I recently wrote about my coming to grips with being a feminist, but this morning my ponderings went a different direction. I thought about how I am a relative newcomer to the sisterhood, that unlike many young women today, I grew up with few female friends and never belonged to a group, complete with a cute name, such as the Fabulous Five or the Stupendous Seven.
When I was very young in fact, most of my friends were boys. This was in part due to the demographics of my neighborhood, but also because I had no interest in “girly things.” In fact, I was rather snobbish in my disdain for frilly clothes and makeup. The boys played outside and were more accepting. I don’t remember a boy ever calling me bossy; plenty of the girls did.Things were simple and where you stood was obvious. Like all kids, I sometimes disagreed with my friends, but with the boys, it never felt like a fight; issues didn’t linger and fester. Things usually resolved themselves, most of the time rather quickly.
As I approached tweendom, I changed my mind about the clothes and makeup, but still distrusted groups of girls, finding them cliquish and gossipy.
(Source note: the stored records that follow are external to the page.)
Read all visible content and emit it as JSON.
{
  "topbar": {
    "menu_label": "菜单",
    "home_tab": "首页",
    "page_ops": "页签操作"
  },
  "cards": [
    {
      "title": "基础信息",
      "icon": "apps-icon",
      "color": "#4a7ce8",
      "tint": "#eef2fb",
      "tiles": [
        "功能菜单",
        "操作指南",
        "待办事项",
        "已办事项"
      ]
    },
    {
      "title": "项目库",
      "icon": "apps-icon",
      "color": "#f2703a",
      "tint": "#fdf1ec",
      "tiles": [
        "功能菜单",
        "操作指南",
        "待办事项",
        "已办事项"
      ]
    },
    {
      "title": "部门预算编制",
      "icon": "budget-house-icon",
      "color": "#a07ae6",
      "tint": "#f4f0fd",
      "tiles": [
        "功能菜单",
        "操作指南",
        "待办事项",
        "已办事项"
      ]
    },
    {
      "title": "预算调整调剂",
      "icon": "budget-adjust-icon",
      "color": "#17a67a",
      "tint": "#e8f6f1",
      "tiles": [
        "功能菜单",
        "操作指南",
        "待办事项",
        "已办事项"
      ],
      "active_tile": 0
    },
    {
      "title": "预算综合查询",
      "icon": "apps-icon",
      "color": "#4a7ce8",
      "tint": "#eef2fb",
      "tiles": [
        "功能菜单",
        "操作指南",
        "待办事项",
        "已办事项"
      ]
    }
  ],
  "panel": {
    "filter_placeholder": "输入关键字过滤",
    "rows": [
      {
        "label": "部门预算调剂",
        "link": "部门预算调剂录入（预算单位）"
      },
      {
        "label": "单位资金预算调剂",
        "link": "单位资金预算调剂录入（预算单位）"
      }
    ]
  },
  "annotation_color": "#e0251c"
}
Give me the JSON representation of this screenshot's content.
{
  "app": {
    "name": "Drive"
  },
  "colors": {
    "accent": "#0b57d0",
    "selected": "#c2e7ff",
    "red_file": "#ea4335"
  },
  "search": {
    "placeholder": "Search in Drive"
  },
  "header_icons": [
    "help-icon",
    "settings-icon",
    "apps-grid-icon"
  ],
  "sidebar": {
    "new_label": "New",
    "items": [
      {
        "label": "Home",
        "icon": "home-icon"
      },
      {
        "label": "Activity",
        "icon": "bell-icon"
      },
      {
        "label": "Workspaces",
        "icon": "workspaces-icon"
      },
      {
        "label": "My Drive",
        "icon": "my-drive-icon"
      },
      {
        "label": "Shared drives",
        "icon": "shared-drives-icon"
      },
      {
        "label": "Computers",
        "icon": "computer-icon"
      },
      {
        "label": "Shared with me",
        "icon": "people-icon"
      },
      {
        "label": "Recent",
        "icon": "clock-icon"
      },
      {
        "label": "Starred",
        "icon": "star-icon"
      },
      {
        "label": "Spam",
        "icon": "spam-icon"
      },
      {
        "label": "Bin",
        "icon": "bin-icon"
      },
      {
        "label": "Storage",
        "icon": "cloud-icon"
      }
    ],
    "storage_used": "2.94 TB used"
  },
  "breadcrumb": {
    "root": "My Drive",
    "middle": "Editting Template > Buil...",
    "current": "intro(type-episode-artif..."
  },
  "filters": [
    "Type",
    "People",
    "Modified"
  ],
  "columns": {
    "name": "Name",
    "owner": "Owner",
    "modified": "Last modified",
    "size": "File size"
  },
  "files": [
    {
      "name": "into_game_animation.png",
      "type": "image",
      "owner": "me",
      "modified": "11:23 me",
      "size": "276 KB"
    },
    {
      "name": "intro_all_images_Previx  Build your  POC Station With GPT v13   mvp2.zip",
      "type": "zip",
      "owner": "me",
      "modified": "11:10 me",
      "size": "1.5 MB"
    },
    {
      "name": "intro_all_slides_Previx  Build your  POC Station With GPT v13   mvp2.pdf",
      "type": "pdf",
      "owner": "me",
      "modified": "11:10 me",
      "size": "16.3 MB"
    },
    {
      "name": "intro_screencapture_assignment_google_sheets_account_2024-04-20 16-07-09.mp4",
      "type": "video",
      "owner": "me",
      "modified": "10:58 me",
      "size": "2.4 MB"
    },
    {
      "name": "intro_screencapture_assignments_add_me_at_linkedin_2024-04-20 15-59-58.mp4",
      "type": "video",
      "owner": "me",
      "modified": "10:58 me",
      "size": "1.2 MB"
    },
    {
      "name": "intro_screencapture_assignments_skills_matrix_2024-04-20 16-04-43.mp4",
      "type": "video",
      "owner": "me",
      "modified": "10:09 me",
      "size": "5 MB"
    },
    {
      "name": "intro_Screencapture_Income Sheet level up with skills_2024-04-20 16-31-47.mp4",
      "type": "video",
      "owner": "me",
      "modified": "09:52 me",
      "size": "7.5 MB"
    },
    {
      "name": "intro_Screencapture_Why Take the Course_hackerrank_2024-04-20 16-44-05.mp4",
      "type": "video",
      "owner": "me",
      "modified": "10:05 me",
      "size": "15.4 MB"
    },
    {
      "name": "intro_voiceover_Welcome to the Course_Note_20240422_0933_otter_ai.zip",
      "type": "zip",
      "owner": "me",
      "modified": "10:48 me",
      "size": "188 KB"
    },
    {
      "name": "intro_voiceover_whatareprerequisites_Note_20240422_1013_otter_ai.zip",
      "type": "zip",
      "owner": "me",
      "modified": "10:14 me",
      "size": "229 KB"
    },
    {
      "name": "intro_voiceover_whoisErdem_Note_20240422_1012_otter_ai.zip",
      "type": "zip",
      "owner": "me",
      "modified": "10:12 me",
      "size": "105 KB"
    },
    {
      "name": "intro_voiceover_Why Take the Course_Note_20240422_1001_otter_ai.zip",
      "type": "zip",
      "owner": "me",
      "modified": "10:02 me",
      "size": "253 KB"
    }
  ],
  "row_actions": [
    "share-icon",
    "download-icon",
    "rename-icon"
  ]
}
I had no desire to be part of a group that said that some people had to stay on the outside. I believed this about these girls (looking back, with little to no evidence that it was true) and distanced myself. I wanted no part of a group that was all girls, and none of the traditional activities for girls (such as dance or cheerleading) interested me.
This is not to say I had no girlfriends. I had a few, but for the most part, time spent was one-on-one, not in groups. At this point, the boy friends dropped off (lest they be referred to as boyfriends) and I felt no need to increase my social circle and compromise my values. I had a few close friends, that was enough.
This didn’t really change until I became a mom. The first few years were isolating. When our oldest started school and we got involved in our local community, I realized what I had been missing. I found my village. Before I knew what had happened, I was swapping birth stories with strangers, as well as tips and struggles about parenting. Many “me toos” later, I realized I had joined a sisterhood. As my children and I have grown, those relationships have grown as well, to the point where I have several friends who are as close as family. I can honestly say I don’t know how I would have coped with the challenges life has thrown me without these women by my side.
Now I look at young women and almost wish I had discovered the concept of this sisterhood sooner. I know that their relationships will change over time, and some friendships will not last, but it must be nice to have a group who can say they knew you “back when.” I watch them gathering as they get older. Their interests and activities have changed, but the giggling and affection (and even a bit of the competitiveness) is the same.
Though shared history is a glue that can hold people together, having similar experiences can work in the same way. I find that even growing up in different places and sometimes slightly different times, some things were just the same: fashions in hair and clothing, school experiences, navigating the social waters as an adolescent and figuring out (to use today’s terminology) how “to adult.” I have found that the sisterhood is not as exclusive as I once thought.Though I am late to the party, I have been welcomed and now am happy to be here.